* Task to carry out
Everything in the records below except the pictures must be written out exactly.

* Excerpted data
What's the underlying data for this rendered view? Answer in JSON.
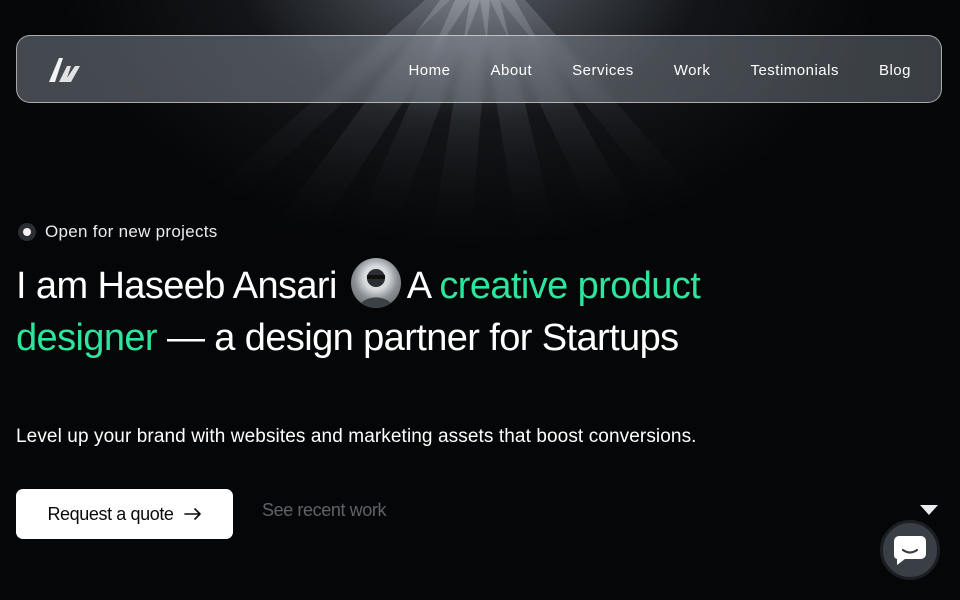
{
  "nav": {
    "logo_name": "logo-icon",
    "links": [
      {
        "label": "Home"
      },
      {
        "label": "About"
      },
      {
        "label": "Services"
      },
      {
        "label": "Work"
      },
      {
        "label": "Testimonials"
      },
      {
        "label": "Blog"
      }
    ]
  },
  "hero": {
    "status": "Open for new projects",
    "headline": {
      "part1": "I am Haseeb Ansari",
      "part2": "A",
      "accent": "creative product designer",
      "part3": "— a design partner for Startups"
    },
    "subtitle": "Level up your brand with websites and marketing assets that boost conversions.",
    "primary_cta": "Request a quote",
    "secondary_cta": "See recent work"
  },
  "colors": {
    "accent": "#2ee59d",
    "background": "#050607",
    "button_bg": "#ffffff"
  },
  "icons": {
    "primary_cta": "arrow-right-icon",
    "chat": "chat-bubble-icon",
    "caret": "caret-down-icon"
  }
}
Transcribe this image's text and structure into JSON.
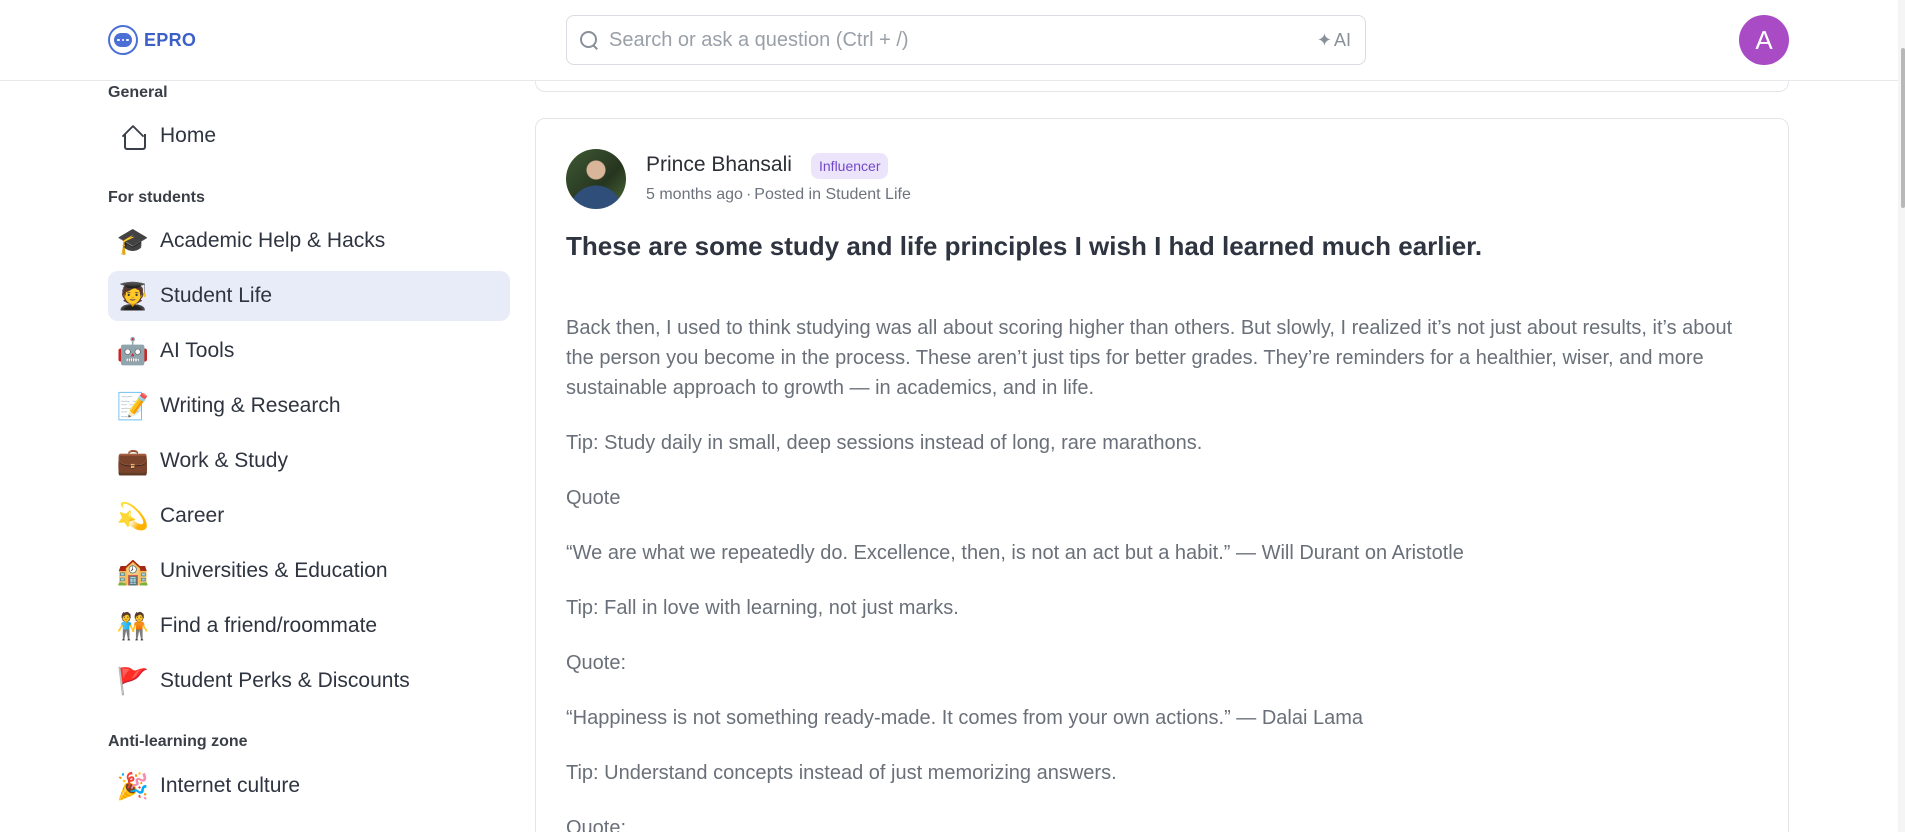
{
  "header": {
    "logo_text": "EPRO",
    "search_placeholder": "Search or ask a question (Ctrl + /)",
    "ai_label": "AI",
    "avatar_initial": "A",
    "avatar_color": "#a94bc4"
  },
  "sidebar": {
    "sections": [
      {
        "title": "General"
      },
      {
        "title": "For students"
      },
      {
        "title": "Anti-learning zone"
      }
    ],
    "items": [
      {
        "label": "Home",
        "icon": "home-icon",
        "glyph": ""
      },
      {
        "label": "Academic Help & Hacks",
        "icon": "graduation-cap-icon",
        "glyph": "🎓"
      },
      {
        "label": "Student Life",
        "icon": "student-icon",
        "glyph": "🧑‍🎓",
        "active": true
      },
      {
        "label": "AI Tools",
        "icon": "robot-icon",
        "glyph": "🤖"
      },
      {
        "label": "Writing & Research",
        "icon": "memo-icon",
        "glyph": "📝"
      },
      {
        "label": "Work & Study",
        "icon": "briefcase-icon",
        "glyph": "💼"
      },
      {
        "label": "Career",
        "icon": "dizzy-star-icon",
        "glyph": "💫"
      },
      {
        "label": "Universities & Education",
        "icon": "school-icon",
        "glyph": "🏫"
      },
      {
        "label": "Find a friend/roommate",
        "icon": "people-holding-hands-icon",
        "glyph": "🧑‍🤝‍🧑"
      },
      {
        "label": "Student Perks & Discounts",
        "icon": "red-flag-icon",
        "glyph": "🚩"
      },
      {
        "label": "Internet culture",
        "icon": "party-popper-icon",
        "glyph": "🎉"
      }
    ],
    "active_bg": "#e8ebf8"
  },
  "post": {
    "author": "Prince Bhansali",
    "badge": "Influencer",
    "time": "5 months ago",
    "posted_in_prefix": "Posted in",
    "community": "Student Life",
    "title": "These are some study and life principles I wish I had learned much earlier.",
    "paragraphs": [
      "Back then, I used to think studying was all about scoring higher than others. But slowly, I realized it’s not just about results, it’s about the person you become in the process. These aren’t just tips for better grades. They’re reminders for a healthier, wiser, and more sustainable approach to growth — in academics, and in life.",
      "Tip: Study daily in small, deep sessions instead of long, rare marathons.",
      "Quote",
      "“We are what we repeatedly do. Excellence, then, is not an act but a habit.” — Will Durant on Aristotle",
      "Tip: Fall in love with learning, not just marks.",
      "Quote:",
      "“Happiness is not something ready-made. It comes from your own actions.” — Dalai Lama",
      "Tip: Understand concepts instead of just memorizing answers.",
      "Quote:"
    ]
  }
}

* Answer to the problem
What's the underlying data for this rendered view? Answer in JSON.
{
  "nav": {
    "logo_name": "logo-icon",
    "links": [
      {
        "label": "Home"
      },
      {
        "label": "About"
      },
      {
        "label": "Services"
      },
      {
        "label": "Work"
      },
      {
        "label": "Testimonials"
      },
      {
        "label": "Blog"
      }
    ]
  },
  "hero": {
    "status": "Open for new projects",
    "headline": {
      "part1": "I am Haseeb Ansari",
      "part2": "A",
      "accent": "creative product designer",
      "part3": "— a design partner for Startups"
    },
    "subtitle": "Level up your brand with websites and marketing assets that boost conversions.",
    "primary_cta": "Request a quote",
    "secondary_cta": "See recent work"
  },
  "colors": {
    "accent": "#2ee59d",
    "background": "#050607",
    "button_bg": "#ffffff"
  },
  "icons": {
    "primary_cta": "arrow-right-icon",
    "chat": "chat-bubble-icon",
    "caret": "caret-down-icon"
  }
}
Transcribe this image's text and structure into JSON.
{
  "header": {
    "logo_text": "EPRO",
    "search_placeholder": "Search or ask a question (Ctrl + /)",
    "ai_label": "AI",
    "avatar_initial": "A",
    "avatar_color": "#a94bc4"
  },
  "sidebar": {
    "sections": [
      {
        "title": "General"
      },
      {
        "title": "For students"
      },
      {
        "title": "Anti-learning zone"
      }
    ],
    "items": [
      {
        "label": "Home",
        "icon": "home-icon",
        "glyph": ""
      },
      {
        "label": "Academic Help & Hacks",
        "icon": "graduation-cap-icon",
        "glyph": "🎓"
      },
      {
        "label": "Student Life",
        "icon": "student-icon",
        "glyph": "🧑‍🎓",
        "active": true
      },
      {
        "label": "AI Tools",
        "icon": "robot-icon",
        "glyph": "🤖"
      },
      {
        "label": "Writing & Research",
        "icon": "memo-icon",
        "glyph": "📝"
      },
      {
        "label": "Work & Study",
        "icon": "briefcase-icon",
        "glyph": "💼"
      },
      {
        "label": "Career",
        "icon": "dizzy-star-icon",
        "glyph": "💫"
      },
      {
        "label": "Universities & Education",
        "icon": "school-icon",
        "glyph": "🏫"
      },
      {
        "label": "Find a friend/roommate",
        "icon": "people-holding-hands-icon",
        "glyph": "🧑‍🤝‍🧑"
      },
      {
        "label": "Student Perks & Discounts",
        "icon": "red-flag-icon",
        "glyph": "🚩"
      },
      {
        "label": "Internet culture",
        "icon": "party-popper-icon",
        "glyph": "🎉"
      }
    ],
    "active_bg": "#e8ebf8"
  },
  "post": {
    "author": "Prince Bhansali",
    "badge": "Influencer",
    "time": "5 months ago",
    "posted_in_prefix": "Posted in",
    "community": "Student Life",
    "title": "These are some study and life principles I wish I had learned much earlier.",
    "paragraphs": [
      "Back then, I used to think studying was all about scoring higher than others. But slowly, I realized it’s not just about results, it’s about the person you become in the process. These aren’t just tips for better grades. They’re reminders for a healthier, wiser, and more sustainable approach to growth — in academics, and in life.",
      "Tip: Study daily in small, deep sessions instead of long, rare marathons.",
      "Quote",
      "“We are what we repeatedly do. Excellence, then, is not an act but a habit.” — Will Durant on Aristotle",
      "Tip: Fall in love with learning, not just marks.",
      "Quote:",
      "“Happiness is not something ready-made. It comes from your own actions.” — Dalai Lama",
      "Tip: Understand concepts instead of just memorizing answers.",
      "Quote:"
    ]
  }
}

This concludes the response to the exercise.